Stored entries
=== Section Start ===

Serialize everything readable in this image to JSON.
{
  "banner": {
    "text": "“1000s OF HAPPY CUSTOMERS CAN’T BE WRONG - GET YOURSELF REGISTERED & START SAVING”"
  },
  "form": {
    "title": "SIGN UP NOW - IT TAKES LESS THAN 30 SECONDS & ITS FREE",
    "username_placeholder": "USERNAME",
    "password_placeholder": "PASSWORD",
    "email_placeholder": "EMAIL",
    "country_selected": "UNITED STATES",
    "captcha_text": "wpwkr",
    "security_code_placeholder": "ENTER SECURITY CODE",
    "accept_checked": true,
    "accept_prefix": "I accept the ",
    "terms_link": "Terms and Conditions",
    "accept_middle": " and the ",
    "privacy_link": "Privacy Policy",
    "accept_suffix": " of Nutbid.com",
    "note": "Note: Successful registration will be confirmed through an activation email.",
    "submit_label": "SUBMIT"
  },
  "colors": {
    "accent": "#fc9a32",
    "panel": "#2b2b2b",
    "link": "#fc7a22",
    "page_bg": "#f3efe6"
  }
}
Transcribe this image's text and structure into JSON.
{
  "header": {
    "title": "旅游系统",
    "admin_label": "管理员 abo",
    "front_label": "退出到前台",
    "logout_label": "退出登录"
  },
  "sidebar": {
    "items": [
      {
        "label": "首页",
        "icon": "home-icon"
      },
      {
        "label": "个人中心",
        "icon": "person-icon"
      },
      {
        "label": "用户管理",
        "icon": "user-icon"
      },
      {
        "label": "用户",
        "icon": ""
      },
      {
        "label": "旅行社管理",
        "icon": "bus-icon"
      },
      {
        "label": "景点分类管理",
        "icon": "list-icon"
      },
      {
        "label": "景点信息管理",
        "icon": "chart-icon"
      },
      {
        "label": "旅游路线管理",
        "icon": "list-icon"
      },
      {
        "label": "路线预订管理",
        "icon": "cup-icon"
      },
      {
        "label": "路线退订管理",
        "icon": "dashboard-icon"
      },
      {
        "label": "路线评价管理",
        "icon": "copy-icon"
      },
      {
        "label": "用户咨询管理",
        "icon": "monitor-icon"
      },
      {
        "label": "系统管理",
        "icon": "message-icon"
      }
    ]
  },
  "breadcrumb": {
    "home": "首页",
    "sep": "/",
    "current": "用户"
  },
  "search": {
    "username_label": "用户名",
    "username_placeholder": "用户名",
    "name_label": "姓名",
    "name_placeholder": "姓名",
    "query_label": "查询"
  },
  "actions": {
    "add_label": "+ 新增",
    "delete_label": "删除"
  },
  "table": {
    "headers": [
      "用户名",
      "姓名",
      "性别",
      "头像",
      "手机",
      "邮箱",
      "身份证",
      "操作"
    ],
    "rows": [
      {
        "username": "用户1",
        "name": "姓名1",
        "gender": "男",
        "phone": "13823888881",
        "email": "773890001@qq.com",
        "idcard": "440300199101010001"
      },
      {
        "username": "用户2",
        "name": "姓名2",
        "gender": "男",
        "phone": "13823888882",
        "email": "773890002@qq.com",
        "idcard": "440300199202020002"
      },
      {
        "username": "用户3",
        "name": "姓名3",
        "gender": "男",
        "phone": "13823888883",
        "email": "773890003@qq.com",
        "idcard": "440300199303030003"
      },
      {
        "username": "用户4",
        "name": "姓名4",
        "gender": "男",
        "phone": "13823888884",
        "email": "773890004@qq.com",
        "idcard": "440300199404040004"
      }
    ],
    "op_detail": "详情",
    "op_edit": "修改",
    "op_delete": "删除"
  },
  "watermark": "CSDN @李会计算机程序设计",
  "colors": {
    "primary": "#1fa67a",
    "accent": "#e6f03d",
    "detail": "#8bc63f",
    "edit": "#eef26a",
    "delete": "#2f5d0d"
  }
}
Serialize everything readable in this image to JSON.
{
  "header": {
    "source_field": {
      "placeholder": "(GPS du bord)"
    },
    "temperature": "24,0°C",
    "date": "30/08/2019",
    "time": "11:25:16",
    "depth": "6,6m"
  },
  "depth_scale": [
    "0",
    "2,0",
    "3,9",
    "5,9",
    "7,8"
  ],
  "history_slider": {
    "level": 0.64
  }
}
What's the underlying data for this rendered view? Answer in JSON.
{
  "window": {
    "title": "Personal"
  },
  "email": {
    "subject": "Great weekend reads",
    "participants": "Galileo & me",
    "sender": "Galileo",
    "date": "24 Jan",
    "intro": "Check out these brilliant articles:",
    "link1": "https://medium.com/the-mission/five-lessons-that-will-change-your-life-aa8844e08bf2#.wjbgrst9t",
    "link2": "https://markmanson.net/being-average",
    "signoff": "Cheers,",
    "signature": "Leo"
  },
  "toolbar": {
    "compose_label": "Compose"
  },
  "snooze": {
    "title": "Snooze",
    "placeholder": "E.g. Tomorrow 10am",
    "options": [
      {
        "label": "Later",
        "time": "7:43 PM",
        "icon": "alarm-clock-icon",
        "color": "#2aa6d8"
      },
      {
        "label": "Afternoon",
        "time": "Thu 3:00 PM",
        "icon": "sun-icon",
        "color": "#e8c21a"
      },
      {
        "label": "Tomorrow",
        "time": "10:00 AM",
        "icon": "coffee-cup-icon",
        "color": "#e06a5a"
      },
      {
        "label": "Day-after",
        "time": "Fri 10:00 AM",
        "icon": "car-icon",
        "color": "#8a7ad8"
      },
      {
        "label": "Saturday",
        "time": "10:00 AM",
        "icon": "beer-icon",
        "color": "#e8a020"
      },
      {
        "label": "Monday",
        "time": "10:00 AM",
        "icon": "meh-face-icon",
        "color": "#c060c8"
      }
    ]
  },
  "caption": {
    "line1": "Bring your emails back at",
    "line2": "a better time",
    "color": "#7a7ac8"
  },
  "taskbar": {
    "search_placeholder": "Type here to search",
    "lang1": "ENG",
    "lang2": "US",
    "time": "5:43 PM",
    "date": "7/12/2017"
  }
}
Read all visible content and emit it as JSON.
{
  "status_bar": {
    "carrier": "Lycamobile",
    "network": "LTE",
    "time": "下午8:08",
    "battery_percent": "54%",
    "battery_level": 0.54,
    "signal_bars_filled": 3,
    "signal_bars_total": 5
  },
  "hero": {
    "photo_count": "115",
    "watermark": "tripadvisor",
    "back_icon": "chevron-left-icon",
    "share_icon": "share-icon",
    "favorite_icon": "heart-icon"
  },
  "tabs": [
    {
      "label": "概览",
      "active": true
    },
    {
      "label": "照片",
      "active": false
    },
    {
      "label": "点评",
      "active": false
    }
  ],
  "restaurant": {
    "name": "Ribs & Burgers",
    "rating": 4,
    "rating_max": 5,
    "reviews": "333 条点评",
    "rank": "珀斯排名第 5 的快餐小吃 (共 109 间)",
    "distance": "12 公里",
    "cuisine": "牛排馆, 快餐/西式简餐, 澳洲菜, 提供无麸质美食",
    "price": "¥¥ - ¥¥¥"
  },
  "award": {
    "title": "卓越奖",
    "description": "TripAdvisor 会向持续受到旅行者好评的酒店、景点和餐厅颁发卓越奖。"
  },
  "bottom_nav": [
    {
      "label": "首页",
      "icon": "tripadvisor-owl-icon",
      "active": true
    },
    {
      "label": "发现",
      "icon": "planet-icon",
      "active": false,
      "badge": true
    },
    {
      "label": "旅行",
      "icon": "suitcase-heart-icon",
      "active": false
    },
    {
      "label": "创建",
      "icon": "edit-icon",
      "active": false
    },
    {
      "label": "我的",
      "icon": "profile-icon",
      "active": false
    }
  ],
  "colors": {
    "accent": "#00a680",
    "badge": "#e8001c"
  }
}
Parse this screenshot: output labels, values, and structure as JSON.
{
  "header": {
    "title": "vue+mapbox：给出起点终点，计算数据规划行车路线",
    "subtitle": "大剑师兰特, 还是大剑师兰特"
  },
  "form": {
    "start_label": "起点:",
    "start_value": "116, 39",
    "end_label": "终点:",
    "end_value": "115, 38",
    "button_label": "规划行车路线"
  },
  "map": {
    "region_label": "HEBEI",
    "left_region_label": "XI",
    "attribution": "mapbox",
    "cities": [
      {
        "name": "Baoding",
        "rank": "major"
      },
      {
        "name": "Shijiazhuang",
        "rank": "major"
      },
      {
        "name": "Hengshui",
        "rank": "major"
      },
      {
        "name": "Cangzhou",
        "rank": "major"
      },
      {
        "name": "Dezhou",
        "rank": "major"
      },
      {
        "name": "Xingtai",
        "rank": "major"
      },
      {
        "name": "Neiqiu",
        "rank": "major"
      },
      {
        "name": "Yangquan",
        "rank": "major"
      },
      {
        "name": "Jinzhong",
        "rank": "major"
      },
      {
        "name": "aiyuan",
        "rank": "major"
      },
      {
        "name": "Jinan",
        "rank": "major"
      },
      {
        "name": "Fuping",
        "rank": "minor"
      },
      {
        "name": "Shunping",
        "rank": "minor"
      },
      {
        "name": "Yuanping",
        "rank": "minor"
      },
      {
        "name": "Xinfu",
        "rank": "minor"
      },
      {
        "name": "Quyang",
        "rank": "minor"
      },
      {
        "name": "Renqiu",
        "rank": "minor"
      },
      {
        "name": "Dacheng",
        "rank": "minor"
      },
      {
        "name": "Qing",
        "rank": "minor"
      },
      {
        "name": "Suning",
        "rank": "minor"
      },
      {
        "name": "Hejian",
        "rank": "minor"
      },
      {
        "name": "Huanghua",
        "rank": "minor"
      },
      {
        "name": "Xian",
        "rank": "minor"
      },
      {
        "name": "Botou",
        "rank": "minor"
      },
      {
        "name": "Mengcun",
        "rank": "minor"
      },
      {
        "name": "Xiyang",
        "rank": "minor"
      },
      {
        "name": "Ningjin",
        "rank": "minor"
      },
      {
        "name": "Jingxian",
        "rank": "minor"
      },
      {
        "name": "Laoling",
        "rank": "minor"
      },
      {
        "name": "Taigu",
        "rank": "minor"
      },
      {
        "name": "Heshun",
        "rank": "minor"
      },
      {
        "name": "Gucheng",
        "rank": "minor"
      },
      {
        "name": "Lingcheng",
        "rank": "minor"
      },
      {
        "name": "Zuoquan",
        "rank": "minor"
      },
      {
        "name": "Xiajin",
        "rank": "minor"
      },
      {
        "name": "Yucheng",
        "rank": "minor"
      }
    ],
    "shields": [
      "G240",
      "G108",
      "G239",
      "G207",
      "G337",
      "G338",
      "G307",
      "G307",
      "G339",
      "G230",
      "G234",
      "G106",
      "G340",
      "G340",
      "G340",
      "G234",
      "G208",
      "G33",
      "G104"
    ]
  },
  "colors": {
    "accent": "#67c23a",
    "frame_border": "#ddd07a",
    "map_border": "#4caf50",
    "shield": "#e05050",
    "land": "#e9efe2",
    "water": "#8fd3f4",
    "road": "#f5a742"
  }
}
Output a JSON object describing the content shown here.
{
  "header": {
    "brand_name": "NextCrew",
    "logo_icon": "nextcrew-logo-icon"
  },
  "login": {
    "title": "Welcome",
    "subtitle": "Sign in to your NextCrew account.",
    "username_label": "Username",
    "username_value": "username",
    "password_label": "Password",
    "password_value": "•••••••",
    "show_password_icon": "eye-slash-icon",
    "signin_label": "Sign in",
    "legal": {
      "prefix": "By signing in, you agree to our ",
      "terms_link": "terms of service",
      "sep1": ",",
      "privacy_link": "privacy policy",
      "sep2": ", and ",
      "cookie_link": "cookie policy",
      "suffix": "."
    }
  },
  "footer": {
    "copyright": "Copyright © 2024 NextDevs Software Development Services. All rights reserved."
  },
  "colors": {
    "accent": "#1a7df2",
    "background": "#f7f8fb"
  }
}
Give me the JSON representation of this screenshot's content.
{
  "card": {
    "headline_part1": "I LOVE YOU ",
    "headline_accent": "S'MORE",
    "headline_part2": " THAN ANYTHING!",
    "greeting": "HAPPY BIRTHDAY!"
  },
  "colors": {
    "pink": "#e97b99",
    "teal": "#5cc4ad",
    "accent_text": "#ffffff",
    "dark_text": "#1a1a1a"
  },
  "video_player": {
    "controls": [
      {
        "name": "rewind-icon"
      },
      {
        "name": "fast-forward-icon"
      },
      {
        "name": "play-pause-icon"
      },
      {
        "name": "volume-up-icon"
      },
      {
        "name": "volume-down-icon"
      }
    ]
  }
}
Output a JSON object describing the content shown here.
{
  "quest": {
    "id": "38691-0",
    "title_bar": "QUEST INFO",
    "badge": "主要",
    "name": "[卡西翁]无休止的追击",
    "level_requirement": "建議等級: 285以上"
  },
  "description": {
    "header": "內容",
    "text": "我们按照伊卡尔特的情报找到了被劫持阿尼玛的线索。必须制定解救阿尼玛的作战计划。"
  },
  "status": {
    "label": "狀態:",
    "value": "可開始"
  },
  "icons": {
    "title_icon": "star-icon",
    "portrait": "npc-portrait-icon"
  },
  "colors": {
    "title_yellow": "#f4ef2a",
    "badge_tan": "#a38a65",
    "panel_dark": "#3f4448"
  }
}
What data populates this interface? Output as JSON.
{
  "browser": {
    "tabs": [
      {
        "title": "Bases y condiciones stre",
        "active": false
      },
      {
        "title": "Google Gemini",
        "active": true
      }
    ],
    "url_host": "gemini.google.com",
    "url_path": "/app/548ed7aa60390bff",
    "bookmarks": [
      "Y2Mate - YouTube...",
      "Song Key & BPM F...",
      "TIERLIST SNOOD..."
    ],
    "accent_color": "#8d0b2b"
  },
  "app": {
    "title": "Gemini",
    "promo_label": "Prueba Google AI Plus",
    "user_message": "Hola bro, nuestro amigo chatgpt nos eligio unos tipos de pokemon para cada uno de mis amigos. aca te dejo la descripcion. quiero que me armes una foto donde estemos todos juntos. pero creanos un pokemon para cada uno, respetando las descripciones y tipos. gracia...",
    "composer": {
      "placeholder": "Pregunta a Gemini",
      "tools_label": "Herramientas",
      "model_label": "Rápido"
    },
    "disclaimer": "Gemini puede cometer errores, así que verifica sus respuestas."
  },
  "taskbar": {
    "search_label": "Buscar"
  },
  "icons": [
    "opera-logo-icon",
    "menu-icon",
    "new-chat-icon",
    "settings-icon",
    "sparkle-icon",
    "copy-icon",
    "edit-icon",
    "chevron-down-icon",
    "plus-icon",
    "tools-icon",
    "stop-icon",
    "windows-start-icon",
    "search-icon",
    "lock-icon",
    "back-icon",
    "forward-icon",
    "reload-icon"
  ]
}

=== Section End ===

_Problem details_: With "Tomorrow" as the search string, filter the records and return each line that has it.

_Output of the exercise_:
    "placeholder": "E.g. Tomorrow 10am",
        "label": "Tomorrow",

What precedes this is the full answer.